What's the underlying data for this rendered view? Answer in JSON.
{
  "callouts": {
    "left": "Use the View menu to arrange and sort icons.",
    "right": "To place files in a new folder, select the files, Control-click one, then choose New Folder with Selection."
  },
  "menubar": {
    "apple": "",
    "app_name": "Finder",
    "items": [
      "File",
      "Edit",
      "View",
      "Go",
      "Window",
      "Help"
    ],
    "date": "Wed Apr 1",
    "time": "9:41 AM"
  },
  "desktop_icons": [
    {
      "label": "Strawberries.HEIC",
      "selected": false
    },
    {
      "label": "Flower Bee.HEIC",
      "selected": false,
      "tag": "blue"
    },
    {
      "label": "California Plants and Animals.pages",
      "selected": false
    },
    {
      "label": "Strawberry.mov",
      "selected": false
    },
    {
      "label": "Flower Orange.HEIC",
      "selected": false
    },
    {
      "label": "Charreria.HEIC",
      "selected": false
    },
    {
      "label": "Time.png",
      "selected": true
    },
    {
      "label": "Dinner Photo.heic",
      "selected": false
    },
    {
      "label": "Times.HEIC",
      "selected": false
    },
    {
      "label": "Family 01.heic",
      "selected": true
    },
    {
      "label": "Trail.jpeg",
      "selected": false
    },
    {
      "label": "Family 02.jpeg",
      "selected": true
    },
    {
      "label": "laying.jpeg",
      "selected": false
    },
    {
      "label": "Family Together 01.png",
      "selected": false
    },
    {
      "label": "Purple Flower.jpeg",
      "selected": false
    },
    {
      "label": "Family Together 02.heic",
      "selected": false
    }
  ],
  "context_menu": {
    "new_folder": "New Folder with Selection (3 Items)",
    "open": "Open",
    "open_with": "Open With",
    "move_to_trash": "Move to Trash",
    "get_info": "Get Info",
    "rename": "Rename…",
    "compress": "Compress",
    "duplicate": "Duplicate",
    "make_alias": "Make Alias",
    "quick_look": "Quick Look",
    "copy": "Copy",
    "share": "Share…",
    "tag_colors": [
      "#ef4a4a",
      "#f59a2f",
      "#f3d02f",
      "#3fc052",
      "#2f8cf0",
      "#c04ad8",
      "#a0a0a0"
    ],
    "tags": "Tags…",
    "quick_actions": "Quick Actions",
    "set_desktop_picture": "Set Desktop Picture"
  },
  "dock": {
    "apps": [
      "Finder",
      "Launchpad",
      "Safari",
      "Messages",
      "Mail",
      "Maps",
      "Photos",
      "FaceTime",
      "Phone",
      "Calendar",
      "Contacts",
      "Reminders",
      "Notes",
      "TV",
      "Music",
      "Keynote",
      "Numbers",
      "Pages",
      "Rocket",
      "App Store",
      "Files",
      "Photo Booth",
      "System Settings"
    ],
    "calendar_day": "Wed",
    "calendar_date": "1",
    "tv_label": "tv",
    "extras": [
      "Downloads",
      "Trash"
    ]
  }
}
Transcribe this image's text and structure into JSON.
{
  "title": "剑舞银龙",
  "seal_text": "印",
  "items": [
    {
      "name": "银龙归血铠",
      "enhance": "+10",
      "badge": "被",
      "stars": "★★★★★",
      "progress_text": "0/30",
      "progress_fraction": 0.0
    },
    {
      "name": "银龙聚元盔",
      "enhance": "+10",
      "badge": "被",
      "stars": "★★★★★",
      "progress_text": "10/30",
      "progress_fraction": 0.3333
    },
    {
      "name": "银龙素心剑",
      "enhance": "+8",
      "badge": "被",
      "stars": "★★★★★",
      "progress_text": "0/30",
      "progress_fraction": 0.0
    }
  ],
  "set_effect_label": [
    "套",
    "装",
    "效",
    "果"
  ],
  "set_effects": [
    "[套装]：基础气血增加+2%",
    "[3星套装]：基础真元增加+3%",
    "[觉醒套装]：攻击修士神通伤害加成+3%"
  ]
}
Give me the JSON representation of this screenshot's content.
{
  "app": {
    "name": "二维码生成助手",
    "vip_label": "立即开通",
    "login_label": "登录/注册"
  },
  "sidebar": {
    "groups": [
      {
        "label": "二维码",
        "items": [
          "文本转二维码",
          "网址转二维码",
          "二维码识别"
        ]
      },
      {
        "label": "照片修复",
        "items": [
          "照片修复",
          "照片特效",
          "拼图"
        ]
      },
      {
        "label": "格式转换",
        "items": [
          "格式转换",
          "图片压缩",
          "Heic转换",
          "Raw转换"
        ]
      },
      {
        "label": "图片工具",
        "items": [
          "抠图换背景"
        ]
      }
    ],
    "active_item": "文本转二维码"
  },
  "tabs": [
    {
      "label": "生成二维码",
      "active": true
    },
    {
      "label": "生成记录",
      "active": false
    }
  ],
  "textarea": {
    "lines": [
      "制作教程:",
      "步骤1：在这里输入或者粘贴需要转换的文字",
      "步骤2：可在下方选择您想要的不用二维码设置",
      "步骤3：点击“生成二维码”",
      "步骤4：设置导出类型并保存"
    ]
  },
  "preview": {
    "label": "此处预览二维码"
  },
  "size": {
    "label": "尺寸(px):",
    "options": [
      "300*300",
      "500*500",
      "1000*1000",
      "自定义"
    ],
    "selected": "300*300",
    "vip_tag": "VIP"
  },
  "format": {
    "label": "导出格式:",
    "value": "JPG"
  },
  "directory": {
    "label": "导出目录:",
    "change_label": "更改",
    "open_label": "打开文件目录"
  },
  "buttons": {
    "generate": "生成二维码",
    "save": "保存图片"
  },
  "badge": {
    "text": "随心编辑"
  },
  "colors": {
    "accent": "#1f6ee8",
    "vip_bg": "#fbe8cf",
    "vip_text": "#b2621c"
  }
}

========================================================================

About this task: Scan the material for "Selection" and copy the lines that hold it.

Result:
    "right": "To place files in a new folder, select the files, Control-click one, then choose New Folder with Selection."
    "new_folder": "New Folder with Selection (3 Items)",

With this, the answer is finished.